Supplied material: Begin

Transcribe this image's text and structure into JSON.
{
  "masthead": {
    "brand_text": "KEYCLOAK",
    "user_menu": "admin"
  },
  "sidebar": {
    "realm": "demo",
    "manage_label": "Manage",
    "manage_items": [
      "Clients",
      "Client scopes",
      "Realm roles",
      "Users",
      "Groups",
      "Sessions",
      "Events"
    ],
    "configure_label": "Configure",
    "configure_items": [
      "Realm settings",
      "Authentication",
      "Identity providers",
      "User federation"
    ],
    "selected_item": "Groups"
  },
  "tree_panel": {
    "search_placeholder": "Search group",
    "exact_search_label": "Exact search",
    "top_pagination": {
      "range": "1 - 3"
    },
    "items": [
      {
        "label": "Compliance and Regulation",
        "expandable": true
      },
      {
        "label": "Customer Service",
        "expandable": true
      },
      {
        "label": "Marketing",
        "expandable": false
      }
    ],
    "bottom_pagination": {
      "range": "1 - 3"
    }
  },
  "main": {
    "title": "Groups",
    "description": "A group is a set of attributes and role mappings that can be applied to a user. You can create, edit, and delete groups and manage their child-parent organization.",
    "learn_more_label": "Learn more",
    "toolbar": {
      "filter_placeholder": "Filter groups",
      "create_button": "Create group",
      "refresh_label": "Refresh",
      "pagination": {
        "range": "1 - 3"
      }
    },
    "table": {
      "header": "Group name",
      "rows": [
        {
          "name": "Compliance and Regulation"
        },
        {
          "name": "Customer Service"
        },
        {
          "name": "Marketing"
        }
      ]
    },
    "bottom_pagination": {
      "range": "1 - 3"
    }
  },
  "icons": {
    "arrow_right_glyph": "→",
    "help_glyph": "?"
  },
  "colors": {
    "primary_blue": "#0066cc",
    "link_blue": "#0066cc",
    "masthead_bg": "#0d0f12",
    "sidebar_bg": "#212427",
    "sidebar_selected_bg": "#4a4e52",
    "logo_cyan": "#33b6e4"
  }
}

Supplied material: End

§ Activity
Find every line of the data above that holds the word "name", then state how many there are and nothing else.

§ Written response
4